Toughest Call -- Your Phobia

Among my umpire group, each of us has admitted to having a “toughest call” -- the calls that are difficult for each of us, for whatever reason. Think of it like a phobia where I’m not scared of snakes (and you are) but I can’t be anywhere near a clown but you aren’t bothered at all by them.  By the way, clowns and I are A-OK.

One of my colleagues fights with the low inside pitch. Another really dislikes making the catch/no-catch call on shoe-string attempts. Mine is a tricky one: In “B” or “C” position, with the throw to 1st from SS or 3B. It may be something about the runner going from my right-to-left while the ball is coming from behind me, over my shoulder.  That seems to be one of the times where I get most of the grief from players, coaches and fans.

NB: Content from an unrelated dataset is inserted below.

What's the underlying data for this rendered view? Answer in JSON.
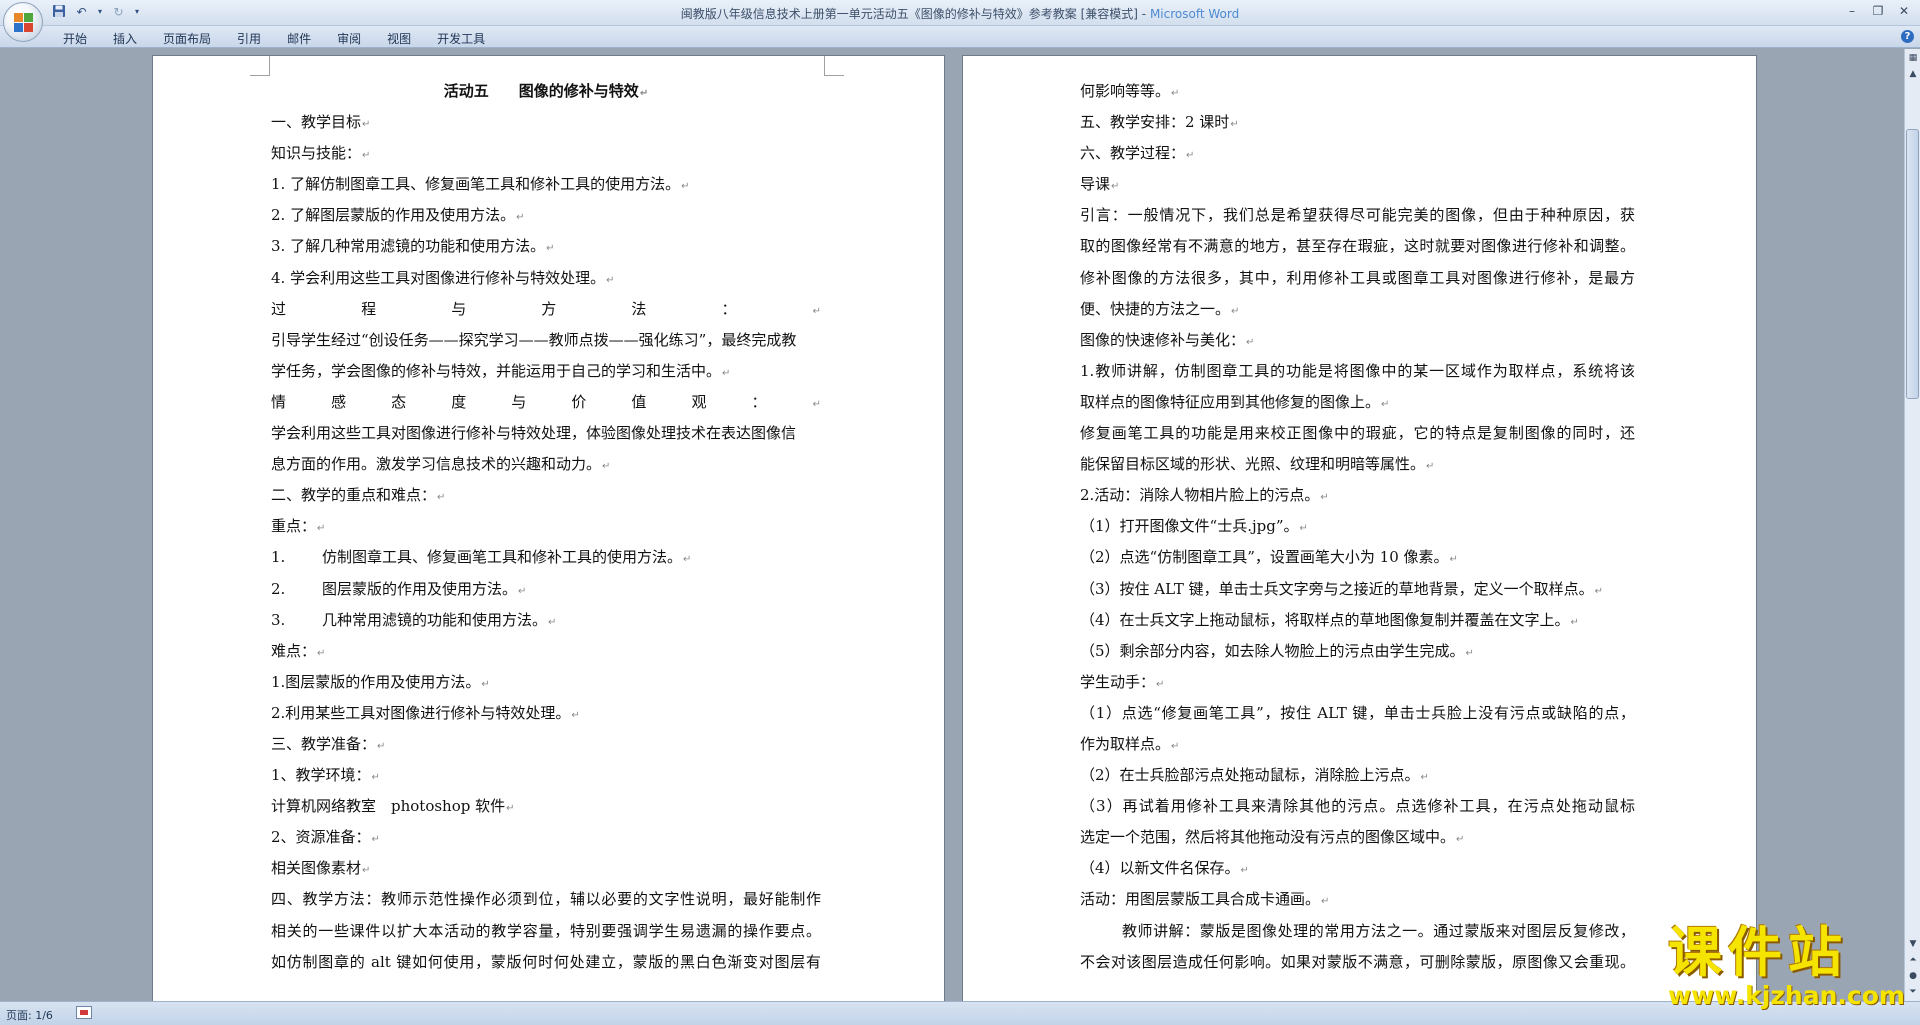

I find myself hoping to get more of my “phobia” situations because that’s the only way I’m going to get comfortable – and more confident. In one recent game it seemed as though I got banger after banger after banger. Another game, nothing was close at all. You take what the game gives you.

Let me know about your toughest call…

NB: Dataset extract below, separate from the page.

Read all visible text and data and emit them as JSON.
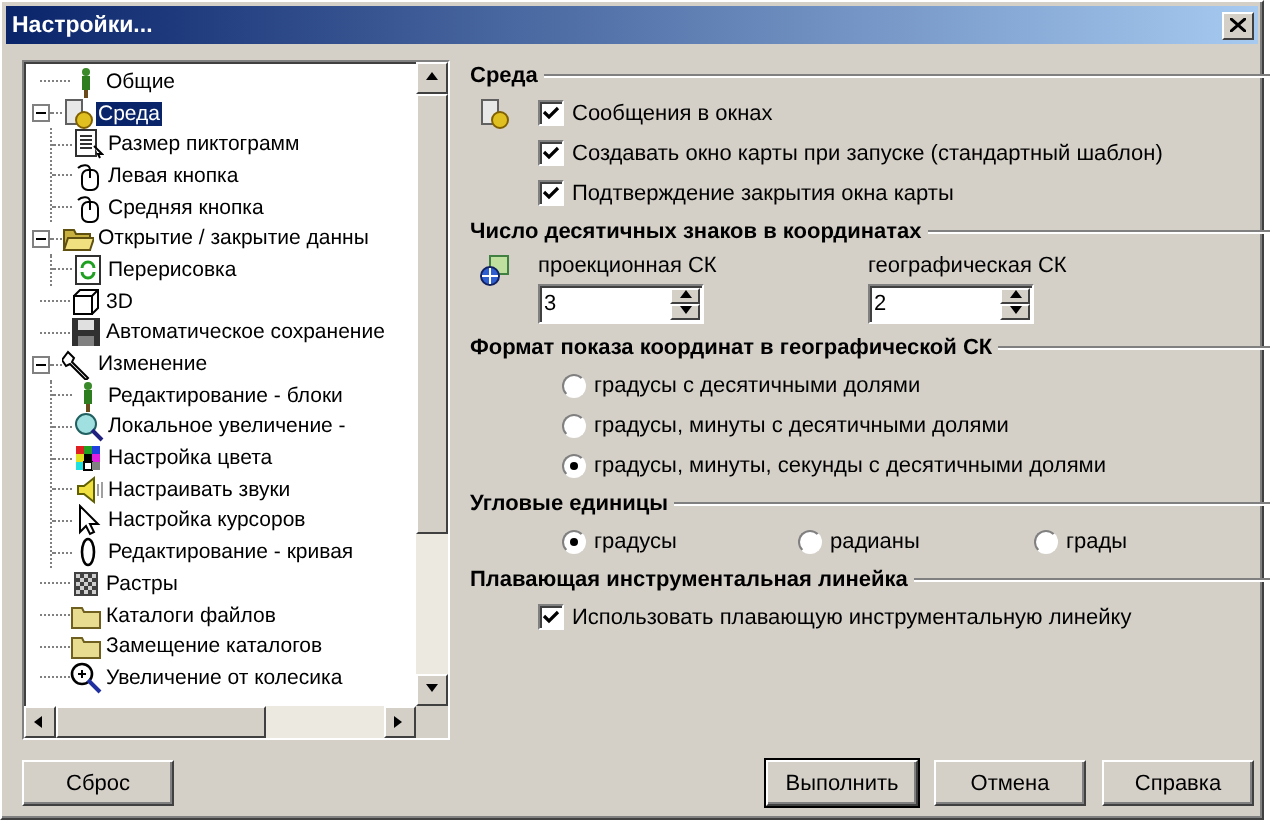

UPDATE: After a game this weekend, I've now tried to change the angle of this call.  Rather than simply hold my position and allow the throw to come from behind me, I was able, on a few plays, to shift to my left, almost taking me back to the "B" position.  This gave me a better look.  I find it to be a tough call but that helps.


  1. First, the toughest calls are the ones where somebody screws up and turns what should be a routine call into something jacked up.

    But the two calls that are the toughest are the two which stretch the 2 man system.
    1. R3, <2 outs, trouble ball hit down RF line. You as the PU have 3 responsibilities and need to get them all right in the right order. First, you need to gain some distance to the play, then rule Fair/Foul, then catch/no catch, the tag of third and then bust back to the plate area for the potential play there.

    2. R2, < 2 outs, as BU. Grounder hit to the left side, F5/F6 look back runner, throw to 1st, R2 breaks when the fielder releases, F3 throws back to third for the tag of R3. The BU has to be aware not to over-commit to the play at first, make the call and do the best he can for the play at third.

    I had both plays in the past few weeks. In the second I did over-commit to first and had a decent angle but horrible distance.


  2. I'm not an umpire -- just a lifelong fan. Having just seen this happen in a Giant-Dodger game, I'd say the toughest call is one that doesn't come up that often -- having to observe two events that are not in proximity of each other at the same time. That could mean deciding whether a runner leaves third base too soon to try to score on a sacrifice fly. Tonight's situation was harder. The Dodgers had runners on 2nd and 3rd with two out, and the batter hit a bouncer to the third baseman. Instead of throwing to first base, he elected to tag the runner coming from second to third. This left it up to the home plate umpire to determine if the tag was applied before the lead runner crossed home plate. The home plate umpire ruled that the lead runner scored, and replays clearly showed it was a badly blown call. Fortunately, the call did not affect the outcome of the game, and I'm just guessing the third basemen got a lecture on fundamentals from his manager.